Utilize your environment  

Identify the things you want to do and don’t want to do. Structure the space around you to make the things you want to do easier, and the things you do not want to do more difficult. For example, if you want to read more when you get home instead of playing video games, you can put your computer in a separate room and place more books in the living room instead. By doing this, the first thing you see when you come home is your books and it will be easier for you to start doing it. If you want to go to the gym more, you can pack your gym clothes when you go to work and head straight to the gym when work is done. 

Vero Meets #8: Phuong Pham – How to Hack Your Emotions

Create an “accountability button” for the things you want to do but keep putting off. Instead of doing these things alone and ending up losing your motivation, you can always find an accountability partner. Someone you check in with to keep you on track. Most of the time, personal trainers don’t necessarily help you do better, they make sure you show up. Group activities are also great for accountability! Team sports, for example, doing something with others will help you maintain and keep up consistency.  


Short-term coping techniques – Physiological signs. 

When you’re dealing with pressure, say you’re in a meeting and you suddenly feel anxious, but you can’t pause the meeting and go play your favorite playlist, the best and quickest way to soothe anxiety is to breathe. Take two quick inhales and one slow exhale. This is a short-term coping technique, and it will help change your physiological response and ‘tell’ your emotions that you are calm. 

It has been scientifically proved as the quickest, most effective way to calm down. 



Emotions are complicated and they are inextricably linked to your biology, environment, and lifestyle.
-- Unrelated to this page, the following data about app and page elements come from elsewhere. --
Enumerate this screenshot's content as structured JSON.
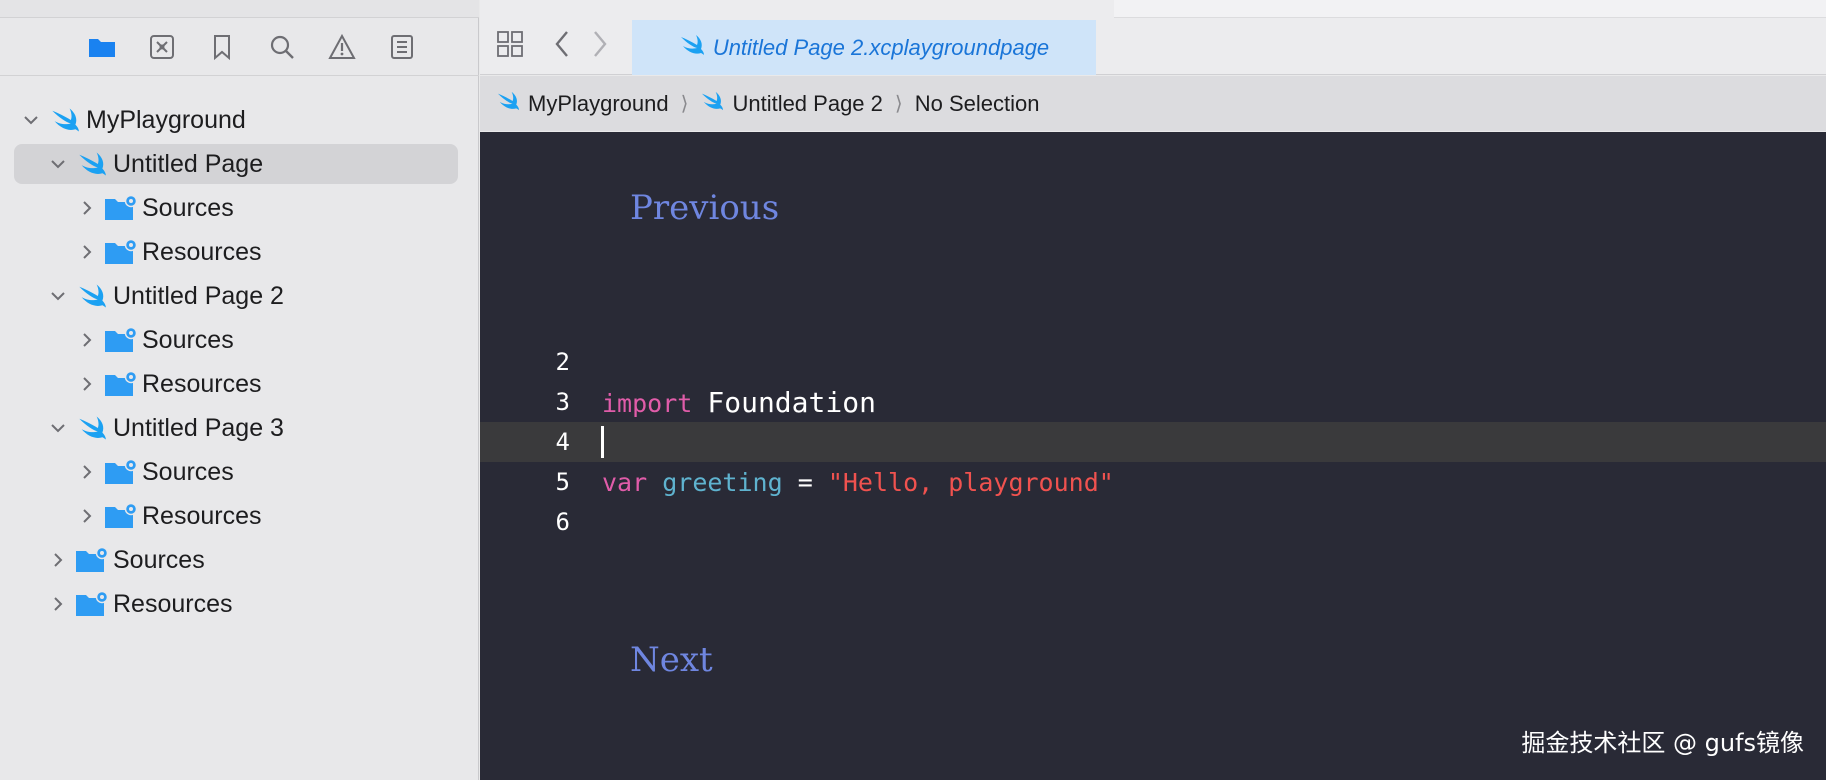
{
  "sidebar": {
    "tree": [
      {
        "label": "MyPlayground",
        "level": 0,
        "icon": "swift-icon",
        "expanded": true,
        "selected": false
      },
      {
        "label": "Untitled Page",
        "level": 1,
        "icon": "swift-icon",
        "expanded": true,
        "selected": true
      },
      {
        "label": "Sources",
        "level": 2,
        "icon": "folder-icon",
        "expanded": false,
        "selected": false
      },
      {
        "label": "Resources",
        "level": 2,
        "icon": "folder-icon",
        "expanded": false,
        "selected": false
      },
      {
        "label": "Untitled Page 2",
        "level": 1,
        "icon": "swift-icon",
        "expanded": true,
        "selected": false
      },
      {
        "label": "Sources",
        "level": 2,
        "icon": "folder-icon",
        "expanded": false,
        "selected": false
      },
      {
        "label": "Resources",
        "level": 2,
        "icon": "folder-icon",
        "expanded": false,
        "selected": false
      },
      {
        "label": "Untitled Page 3",
        "level": 1,
        "icon": "swift-icon",
        "expanded": true,
        "selected": false
      },
      {
        "label": "Sources",
        "level": 2,
        "icon": "folder-icon",
        "expanded": false,
        "selected": false
      },
      {
        "label": "Resources",
        "level": 2,
        "icon": "folder-icon",
        "expanded": false,
        "selected": false
      },
      {
        "label": "Sources",
        "level": 1,
        "icon": "folder-icon",
        "expanded": false,
        "selected": false
      },
      {
        "label": "Resources",
        "level": 1,
        "icon": "folder-icon",
        "expanded": false,
        "selected": false
      }
    ]
  },
  "tab": {
    "title": "Untitled Page 2.xcplaygroundpage"
  },
  "jumpbar": {
    "project": "MyPlayground",
    "page": "Untitled Page 2",
    "selection": "No Selection"
  },
  "editor": {
    "previous_link": "Previous",
    "next_link": "Next",
    "lines": [
      {
        "number": "2"
      },
      {
        "number": "3",
        "keyword": "import",
        "module": "Foundation"
      },
      {
        "number": "4"
      },
      {
        "number": "5",
        "keyword": "var",
        "identifier": "greeting",
        "operator": "=",
        "string": "\"Hello, playground\""
      },
      {
        "number": "6"
      }
    ]
  },
  "watermark": "掘金技术社区 @ gufs镜像",
  "colors": {
    "accent": "#1a75d8",
    "editor_bg": "#292a36",
    "keyword": "#e05ca9",
    "string": "#f0524f",
    "identifier": "#5fb3cf",
    "link": "#6f86e0"
  }
}
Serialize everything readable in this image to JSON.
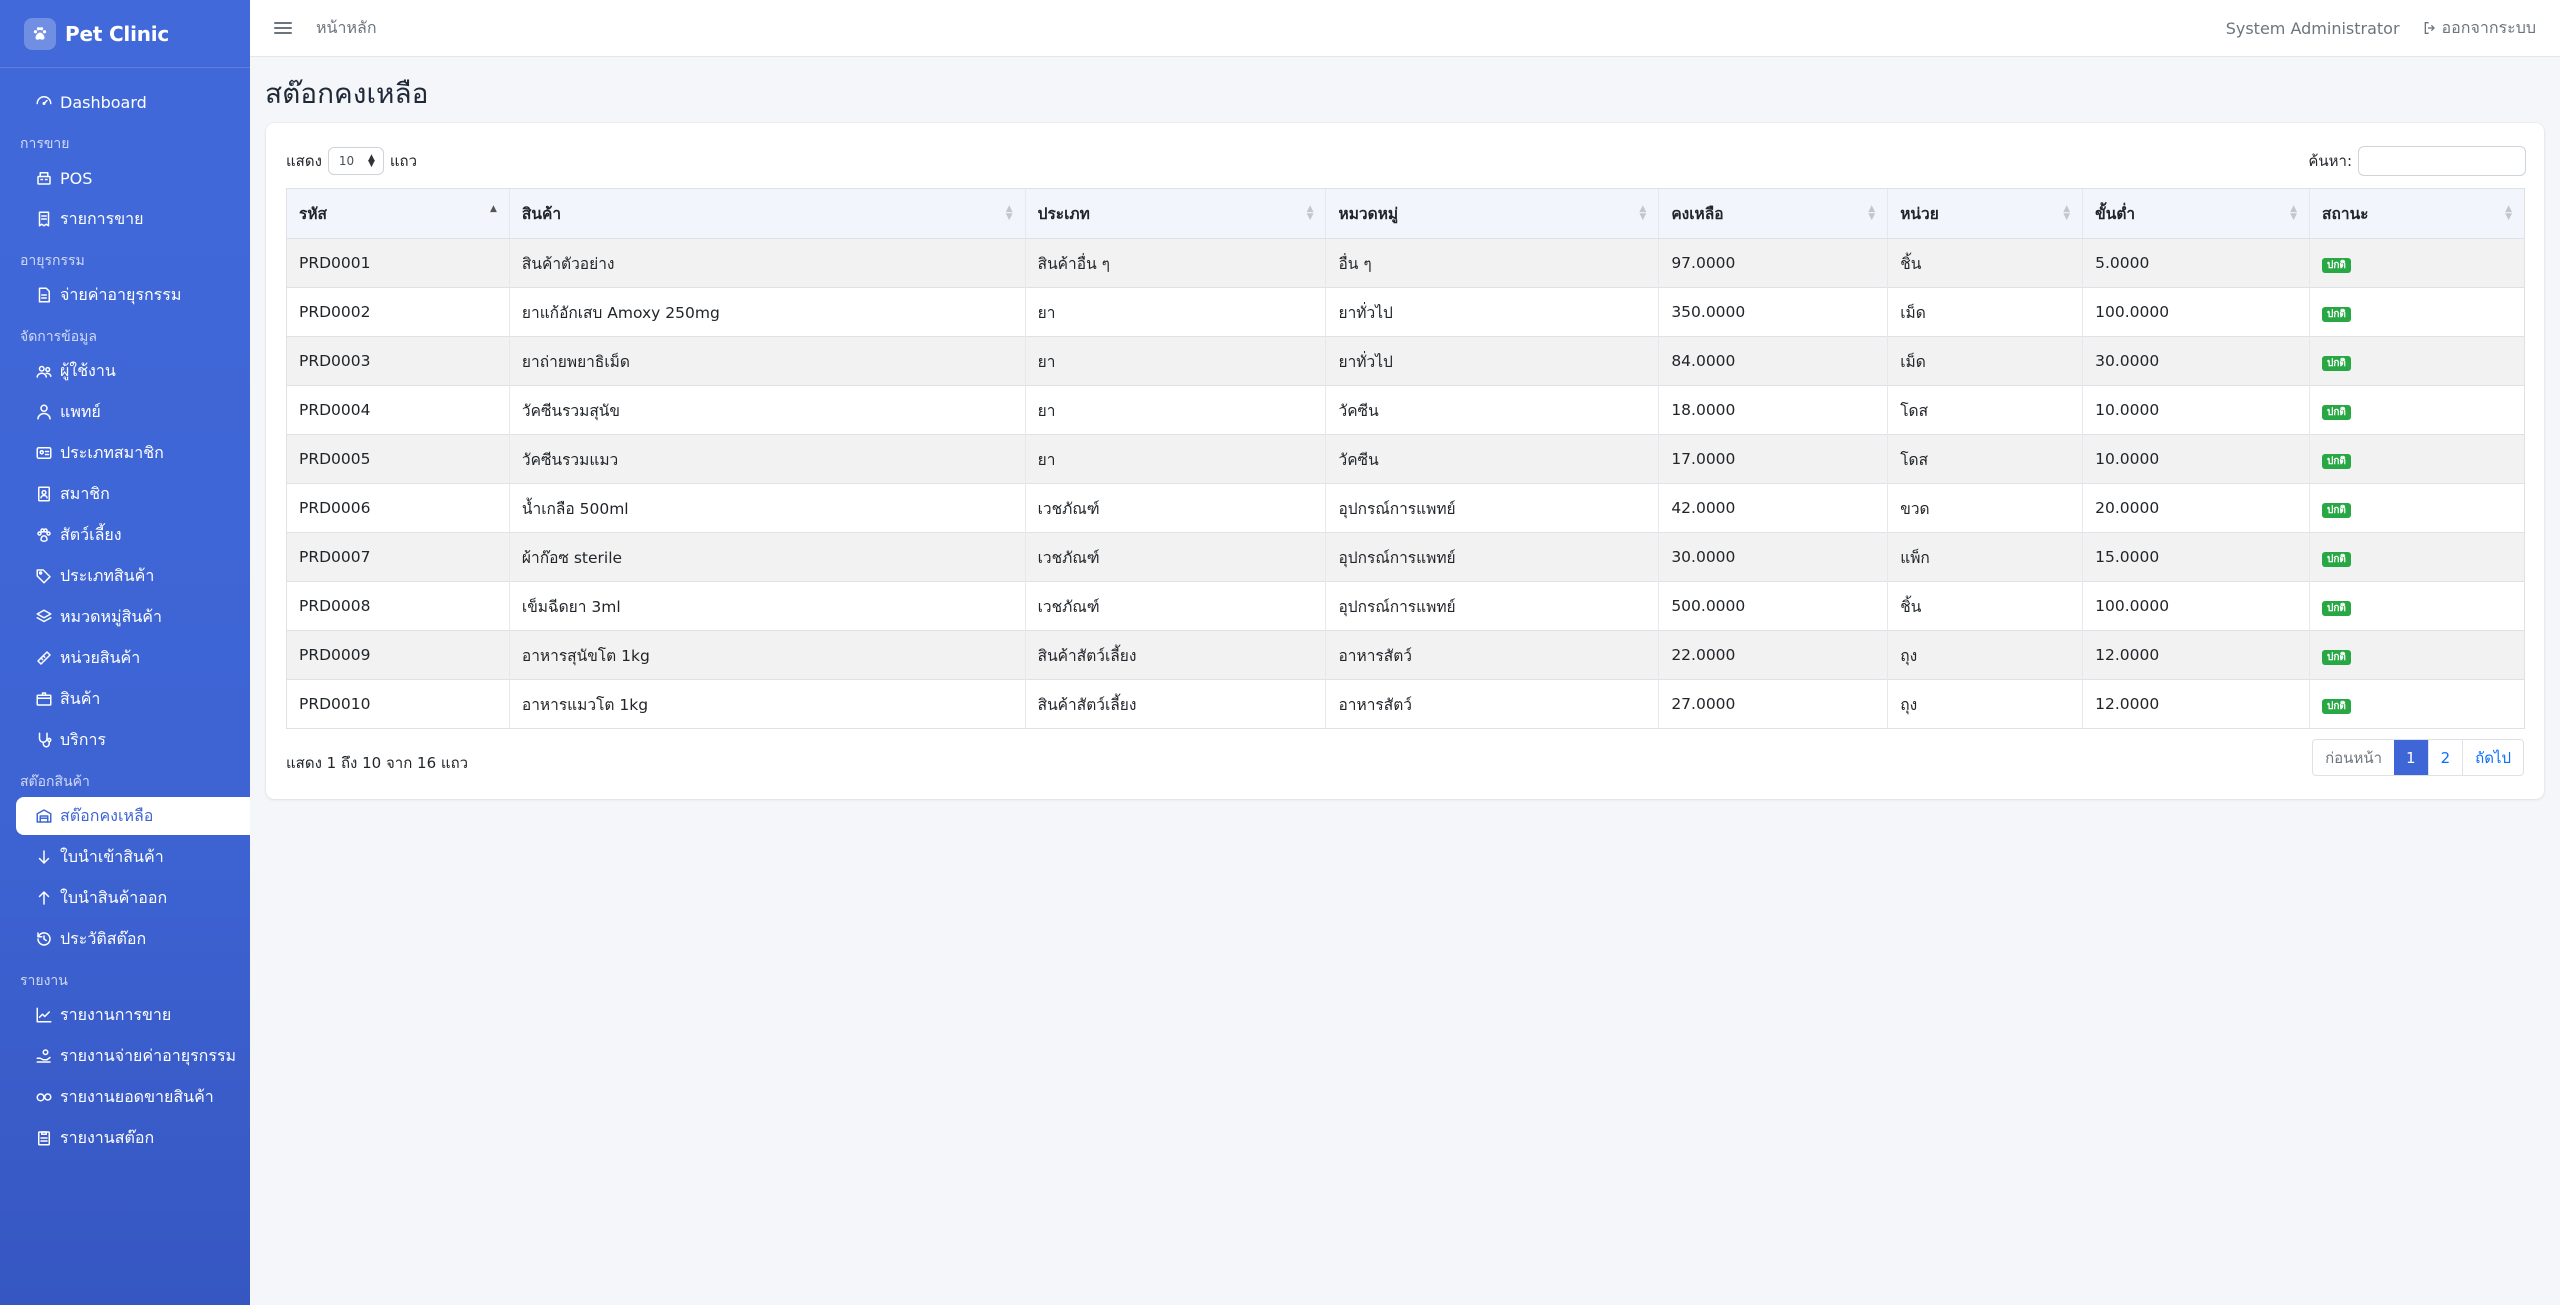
{
  "brand": {
    "title": "Pet Clinic"
  },
  "sidebar": {
    "groups": [
      {
        "header": "",
        "items": [
          {
            "label": "Dashboard",
            "icon": "dashboard-icon"
          }
        ]
      },
      {
        "header": "การขาย",
        "items": [
          {
            "label": "POS",
            "icon": "cash-register-icon"
          },
          {
            "label": "รายการขาย",
            "icon": "receipt-icon"
          }
        ]
      },
      {
        "header": "อายุรกรรม",
        "items": [
          {
            "label": "จ่ายค่าอายุรกรรม",
            "icon": "invoice-icon"
          }
        ]
      },
      {
        "header": "จัดการข้อมูล",
        "items": [
          {
            "label": "ผู้ใช้งาน",
            "icon": "users-icon"
          },
          {
            "label": "แพทย์",
            "icon": "doctor-icon"
          },
          {
            "label": "ประเภทสมาชิก",
            "icon": "id-card-icon"
          },
          {
            "label": "สมาชิก",
            "icon": "member-icon"
          },
          {
            "label": "สัตว์เลี้ยง",
            "icon": "paw-icon"
          },
          {
            "label": "ประเภทสินค้า",
            "icon": "tags-icon"
          },
          {
            "label": "หมวดหมู่สินค้า",
            "icon": "layers-icon"
          },
          {
            "label": "หน่วยสินค้า",
            "icon": "ruler-icon"
          },
          {
            "label": "สินค้า",
            "icon": "box-icon"
          },
          {
            "label": "บริการ",
            "icon": "stethoscope-icon"
          }
        ]
      },
      {
        "header": "สต๊อกสินค้า",
        "items": [
          {
            "label": "สต๊อกคงเหลือ",
            "icon": "warehouse-icon",
            "active": true
          },
          {
            "label": "ใบนำเข้าสินค้า",
            "icon": "arrow-down-icon"
          },
          {
            "label": "ใบนำสินค้าออก",
            "icon": "arrow-up-icon"
          },
          {
            "label": "ประวัติสต๊อก",
            "icon": "history-icon"
          }
        ]
      },
      {
        "header": "รายงาน",
        "items": [
          {
            "label": "รายงานการขาย",
            "icon": "chart-line-icon"
          },
          {
            "label": "รายงานจ่ายค่าอายุรกรรม",
            "icon": "hand-coin-icon"
          },
          {
            "label": "รายงานยอดขายสินค้า",
            "icon": "pills-icon"
          },
          {
            "label": "รายงานสต๊อก",
            "icon": "clipboard-icon"
          }
        ]
      }
    ]
  },
  "topbar": {
    "breadcrumb": "หน้าหลัก",
    "user": "System Administrator",
    "logout": "ออกจากระบบ"
  },
  "page": {
    "title": "สต๊อกคงเหลือ"
  },
  "table_controls": {
    "show_prefix": "แสดง",
    "page_length": "10",
    "show_suffix": "แถว",
    "search_label": "ค้นหา:",
    "search_value": ""
  },
  "table": {
    "columns": [
      "รหัส",
      "สินค้า",
      "ประเภท",
      "หมวดหมู่",
      "คงเหลือ",
      "หน่วย",
      "ขั้นต่ำ",
      "สถานะ"
    ],
    "rows": [
      [
        "PRD0001",
        "สินค้าตัวอย่าง",
        "สินค้าอื่น ๆ",
        "อื่น ๆ",
        "97.0000",
        "ชิ้น",
        "5.0000",
        "ปกติ"
      ],
      [
        "PRD0002",
        "ยาแก้อักเสบ Amoxy 250mg",
        "ยา",
        "ยาทั่วไป",
        "350.0000",
        "เม็ด",
        "100.0000",
        "ปกติ"
      ],
      [
        "PRD0003",
        "ยาถ่ายพยาธิเม็ด",
        "ยา",
        "ยาทั่วไป",
        "84.0000",
        "เม็ด",
        "30.0000",
        "ปกติ"
      ],
      [
        "PRD0004",
        "วัคซีนรวมสุนัข",
        "ยา",
        "วัคซีน",
        "18.0000",
        "โดส",
        "10.0000",
        "ปกติ"
      ],
      [
        "PRD0005",
        "วัคซีนรวมแมว",
        "ยา",
        "วัคซีน",
        "17.0000",
        "โดส",
        "10.0000",
        "ปกติ"
      ],
      [
        "PRD0006",
        "น้ำเกลือ 500ml",
        "เวชภัณฑ์",
        "อุปกรณ์การแพทย์",
        "42.0000",
        "ขวด",
        "20.0000",
        "ปกติ"
      ],
      [
        "PRD0007",
        "ผ้าก๊อซ sterile",
        "เวชภัณฑ์",
        "อุปกรณ์การแพทย์",
        "30.0000",
        "แพ็ก",
        "15.0000",
        "ปกติ"
      ],
      [
        "PRD0008",
        "เข็มฉีดยา 3ml",
        "เวชภัณฑ์",
        "อุปกรณ์การแพทย์",
        "500.0000",
        "ชิ้น",
        "100.0000",
        "ปกติ"
      ],
      [
        "PRD0009",
        "อาหารสุนัขโต 1kg",
        "สินค้าสัตว์เลี้ยง",
        "อาหารสัตว์",
        "22.0000",
        "ถุง",
        "12.0000",
        "ปกติ"
      ],
      [
        "PRD0010",
        "อาหารแมวโต 1kg",
        "สินค้าสัตว์เลี้ยง",
        "อาหารสัตว์",
        "27.0000",
        "ถุง",
        "12.0000",
        "ปกติ"
      ]
    ],
    "status_color": "#28a745"
  },
  "footer": {
    "info": "แสดง 1 ถึง 10 จาก 16 แถว",
    "pagination": {
      "prev": "ก่อนหน้า",
      "pages": [
        "1",
        "2"
      ],
      "current": "1",
      "next": "ถัดไป"
    }
  },
  "colors": {
    "sidebar": "#3f66d6",
    "accent": "#3f66d6",
    "background": "#f4f6f9"
  }
}
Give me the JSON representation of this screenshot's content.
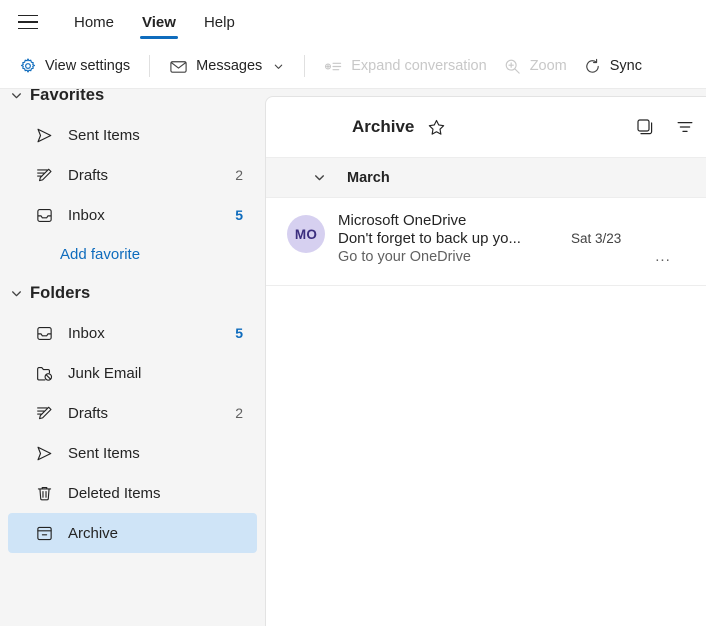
{
  "window": {
    "app": "Outlook"
  },
  "ribbon": {
    "menu_icon": "hamburger-menu-icon",
    "tabs": [
      {
        "label": "Home",
        "active": false
      },
      {
        "label": "View",
        "active": true
      },
      {
        "label": "Help",
        "active": false
      }
    ]
  },
  "toolbar": {
    "items": [
      {
        "label": "View settings",
        "icon": "gear-icon",
        "disabled": false,
        "has_chevron": false
      },
      {
        "label": "Messages",
        "icon": "envelope-icon",
        "disabled": false,
        "has_chevron": true
      },
      {
        "label": "Expand conversation",
        "icon": "expand-conversation-icon",
        "disabled": true,
        "has_chevron": false
      },
      {
        "label": "Zoom",
        "icon": "magnifier-icon",
        "disabled": true,
        "has_chevron": false
      },
      {
        "label": "Sync",
        "icon": "sync-icon",
        "disabled": false,
        "has_chevron": false
      }
    ]
  },
  "sidebar": {
    "favorites": {
      "title": "Favorites",
      "items": [
        {
          "label": "Sent Items",
          "icon": "send-icon",
          "count": ""
        },
        {
          "label": "Drafts",
          "icon": "draft-pencil-icon",
          "count": "2",
          "unread": false
        },
        {
          "label": "Inbox",
          "icon": "inbox-tray-icon",
          "count": "5",
          "unread": true
        }
      ],
      "add_favorite_label": "Add favorite"
    },
    "folders": {
      "title": "Folders",
      "items": [
        {
          "label": "Inbox",
          "icon": "inbox-tray-icon",
          "count": "5",
          "unread": true,
          "selected": false
        },
        {
          "label": "Junk Email",
          "icon": "junk-folder-icon",
          "count": "",
          "selected": false
        },
        {
          "label": "Drafts",
          "icon": "draft-pencil-icon",
          "count": "2",
          "unread": false,
          "selected": false
        },
        {
          "label": "Sent Items",
          "icon": "send-icon",
          "count": "",
          "selected": false
        },
        {
          "label": "Deleted Items",
          "icon": "trash-icon",
          "count": "",
          "selected": false
        },
        {
          "label": "Archive",
          "icon": "archive-box-icon",
          "count": "",
          "selected": true
        }
      ]
    }
  },
  "message_list": {
    "title": "Archive",
    "star_icon": "star-outline-icon",
    "layout_icon": "conversation-layout-icon",
    "filter_icon": "filter-icon",
    "date_group": {
      "label": "March",
      "chevron": "chevron-down-icon"
    },
    "messages": [
      {
        "avatar_initials": "MO",
        "sender": "Microsoft OneDrive",
        "subject": "Don't forget to back up yo...",
        "preview": "Go to your OneDrive",
        "date": "Sat 3/23",
        "more_label": "..."
      }
    ]
  },
  "colors": {
    "accent": "#0f6cbd",
    "selected_bg": "#cfe4f7",
    "avatar_bg": "#d6d0f0",
    "avatar_fg": "#3b2e7e",
    "surface": "#ffffff",
    "canvas": "#f5f5f5"
  }
}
Identifying your bottlenecks and asking yourself the question ‘What’s the next small thing you can do to make a positive impact on your wellbeing?” sounds simple but can be so effective.  

Do seek help when you need to, but it is important to first be aware of the complexity of your own wellbeing and make small lifestyle changes to better manage your emotions.